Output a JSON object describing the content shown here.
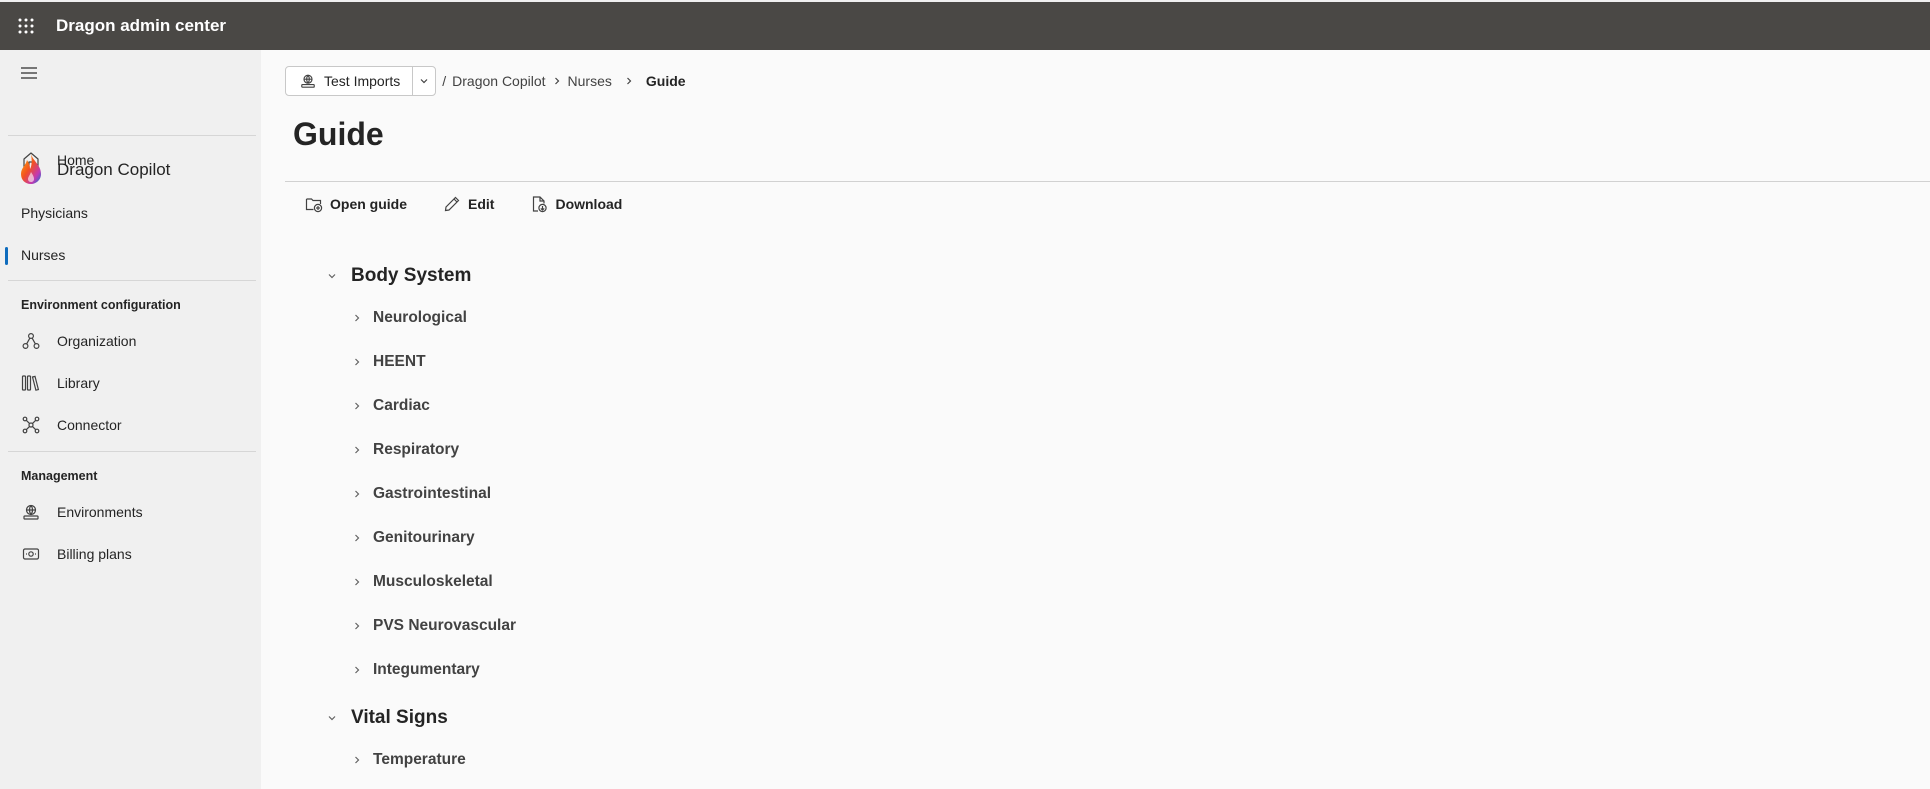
{
  "app": {
    "title": "Dragon admin center"
  },
  "sidebar": {
    "home_label": "Home",
    "product_label": "Dragon Copilot",
    "physicians_label": "Physicians",
    "nurses_label": "Nurses",
    "env_config_header": "Environment configuration",
    "organization_label": "Organization",
    "library_label": "Library",
    "connector_label": "Connector",
    "management_header": "Management",
    "environments_label": "Environments",
    "billing_label": "Billing plans"
  },
  "breadcrumb": {
    "environment": "Test Imports",
    "separator": "/",
    "items": [
      "Dragon Copilot",
      "Nurses",
      "Guide"
    ]
  },
  "page": {
    "title": "Guide"
  },
  "toolbar": {
    "open_label": "Open guide",
    "edit_label": "Edit",
    "download_label": "Download"
  },
  "tree": {
    "body_system": {
      "label": "Body System",
      "items": [
        "Neurological",
        "HEENT",
        "Cardiac",
        "Respiratory",
        "Gastrointestinal",
        "Genitourinary",
        "Musculoskeletal",
        "PVS Neurovascular",
        "Integumentary"
      ]
    },
    "vital_signs": {
      "label": "Vital Signs",
      "items": [
        "Temperature"
      ]
    }
  },
  "colors": {
    "topbar": "#4a4845",
    "accent": "#0f6cbd",
    "sidebar_bg": "#f0f0f0"
  }
}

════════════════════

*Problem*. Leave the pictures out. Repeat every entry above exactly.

*Exercise output*.
Output a JSON object describing the content shown here.
{
  "app": {
    "title": "Dragon admin center"
  },
  "sidebar": {
    "home_label": "Home",
    "product_label": "Dragon Copilot",
    "physicians_label": "Physicians",
    "nurses_label": "Nurses",
    "env_config_header": "Environment configuration",
    "organization_label": "Organization",
    "library_label": "Library",
    "connector_label": "Connector",
    "management_header": "Management",
    "environments_label": "Environments",
    "billing_label": "Billing plans"
  },
  "breadcrumb": {
    "environment": "Test Imports",
    "separator": "/",
    "items": [
      "Dragon Copilot",
      "Nurses",
      "Guide"
    ]
  },
  "page": {
    "title": "Guide"
  },
  "toolbar": {
    "open_label": "Open guide",
    "edit_label": "Edit",
    "download_label": "Download"
  },
  "tree": {
    "body_system": {
      "label": "Body System",
      "items": [
        "Neurological",
        "HEENT",
        "Cardiac",
        "Respiratory",
        "Gastrointestinal",
        "Genitourinary",
        "Musculoskeletal",
        "PVS Neurovascular",
        "Integumentary"
      ]
    },
    "vital_signs": {
      "label": "Vital Signs",
      "items": [
        "Temperature"
      ]
    }
  },
  "colors": {
    "topbar": "#4a4845",
    "accent": "#0f6cbd",
    "sidebar_bg": "#f0f0f0"
  }
}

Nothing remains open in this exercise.